Re: FAQ - X-ray radiation!!

Posted: Sat Dec 08, 2012 12:09 am
by Steven Sesselmann
Alexander,

You can set up a really simple experiment to measure attenuation, with an Americium source and a geiger counter or scintillation detector. Use two lead bricks with a small hole in, to collimate the beam set up the source bricks and detector so the 59keV x ray beam traverses a gap of say 4" , take a steady reading of the counts over a set period of time.

Now try inserting various materials across the beam and see how it attenuates the 60keV x-rays.

You will see that a thin 1/16 piece of lead will almost fully stop the counts, but what about a block of wax, glass of water or a leg of pork?

Even if we think we know the answers, there is nothing like actually doing it, and it is a lot safer to do it on a leg of pork, than using your own body as an attenuator.


Steven

Re: FAQ - X-ray radiation!!

Posted: Sat Dec 08, 2012 6:36 am
by ab0032
Richard Hull wrote:
> I can't imagine 3" of wax stopping hard x-rays. (>40kev). Use lead for xrays first and then backed with borated paraffin if you also want to attenuate the neutrons, too.
>
You are probably right for hard x-rays. I was surprised myself. But 15cm is 6". Maybe this is an option for people who are building a borated paraffin block to attenuate the neutrons. If they use low energies they might only need to make the paraffin a little thicker to handle the x-rays with the same shield and save some hassle with the lead.
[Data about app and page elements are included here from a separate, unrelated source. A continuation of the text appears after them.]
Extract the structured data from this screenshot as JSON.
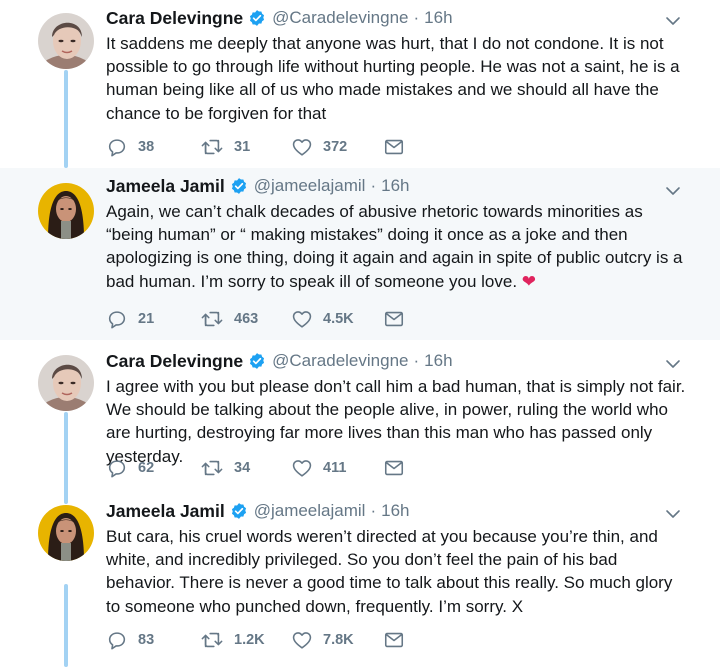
{
  "tweets": [
    {
      "name": "Cara Delevingne",
      "handle": "@Caradelevingne",
      "separator": "·",
      "time": "16h",
      "avatar": "cara-avatar",
      "highlight": false,
      "text": "It saddens me deeply that anyone was hurt, that I do not condone. It is not possible to go through life without hurting people. He was not a saint, he is a human being like all of us who made mistakes and we should all have the chance to be forgiven for that",
      "emoji": "",
      "replies": "38",
      "retweets": "31",
      "likes": "372"
    },
    {
      "name": "Jameela Jamil",
      "handle": "@jameelajamil",
      "separator": "·",
      "time": "16h",
      "avatar": "jameela-avatar",
      "highlight": true,
      "text": "Again, we can’t chalk decades of abusive rhetoric towards minorities as “being human” or “ making mistakes” doing it once as a joke and then apologizing is one thing, doing it again and again in spite of public outcry is a bad human. I’m sorry to speak ill of someone you love.",
      "emoji": "❤",
      "replies": "21",
      "retweets": "463",
      "likes": "4.5K"
    },
    {
      "name": "Cara Delevingne",
      "handle": "@Caradelevingne",
      "separator": "·",
      "time": "16h",
      "avatar": "cara-avatar",
      "highlight": false,
      "text": "I agree with you but please don’t call him a bad human, that is simply not fair. We should be talking about the people alive, in power, ruling the world who are hurting, destroying far more lives than this man who has passed only yesterday.",
      "emoji": "",
      "replies": "62",
      "retweets": "34",
      "likes": "411"
    },
    {
      "name": "Jameela Jamil",
      "handle": "@jameelajamil",
      "separator": "·",
      "time": "16h",
      "avatar": "jameela-avatar",
      "highlight": false,
      "text": "But cara, his cruel words weren’t directed at you because you’re thin, and white, and incredibly privileged. So you don’t feel the pain of his bad behavior. There is never a good time to talk about this really. So much glory to someone who punched down, frequently. I’m sorry. X",
      "emoji": "",
      "replies": "83",
      "retweets": "1.2K",
      "likes": "7.8K"
    }
  ],
  "colors": {
    "accent": "#1da1f2",
    "thread_line": "#a3d2f3",
    "muted": "#657786",
    "highlight_bg": "#f5f8fa",
    "heart": "#e0245e"
  },
  "icons": [
    "verified-badge-icon",
    "chevron-down-icon",
    "reply-icon",
    "retweet-icon",
    "like-icon",
    "direct-message-icon"
  ]
}
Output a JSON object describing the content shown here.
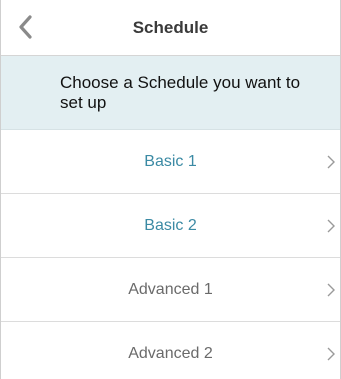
{
  "header": {
    "title": "Schedule",
    "back_icon": "chevron-left-icon"
  },
  "prompt": {
    "text": "Choose a Schedule you want to set up"
  },
  "schedules": [
    {
      "label": "Basic 1",
      "color": "#3b8aa4"
    },
    {
      "label": "Basic 2",
      "color": "#3b8aa4"
    },
    {
      "label": "Advanced 1",
      "color": "#6a6a6a"
    },
    {
      "label": "Advanced 2",
      "color": "#6a6a6a"
    }
  ],
  "colors": {
    "basic_text": "#3b8aa4",
    "advanced_text": "#6a6a6a",
    "prompt_background": "#e3eff2",
    "chevron": "#9a9a9a",
    "back_icon": "#8a8a8a"
  }
}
I would definitely recommend checking the attenuation by measurements as you turn up the voltage and not trust some online calculator.

Re: FAQ - X-ray radiation!!

Posted: Sat Dec 08, 2012 6:48 am
by ab0032
Thanks Rich Feldman for these extra words of warning and the online calculators.

These comparisons for materials and energies are quit interesting.

So one is stuck in a dilemma, from the radiation side you would like to stay at low energies around 25kV if possible and from the neutron count side, one would like to go to high voltages to get as many neutrons as possible.

Nobody should expose himself to Si/h, but as you show, this can easily happen with a fusor, this is an important warning that should be heeded.

Re: FAQ - X-ray radiation!!

Posted: Sat Dec 08, 2012 6:54 am
by ab0032
Steven Sesselmann wrote:
> You can set up a really simple experiment to measure attenuation, with an Americium source and a geiger counter or scintillation detector. Use two lead bricks with a small hole in, to collimate the beam set up the source bricks and detector so the 59keV x ray beam traverses a gap of say 4" , take a steady reading of the counts over a set period of time.
> Now try inserting various materials across the beam and see how it attenuates the 60keV x-rays.

This may be scientifically interesting, but in the case of a fusor you dont have a narrow beam.
The attenuation is affected not only by the thickness of the material, but also the width of the material and the spread of the x-rays.

Hence I would always recommend to turn up the voltage slowly on the fusor and check your radiation exposure behind your shield for the real dose you are getting to be on the safe side.

Re: FAQ - X-ray radiation!!

Posted: Sun Dec 16, 2012 4:28 am
by George Dowell
Unfortunately the housing on pen dosimeters limit their low end response. Even the latest technology using conductive plastic instead of metal housings is pretty puny below 16 keV. Those low energy rays are the very ones absorbed by the skin.

Energy response chart encloed.

Geo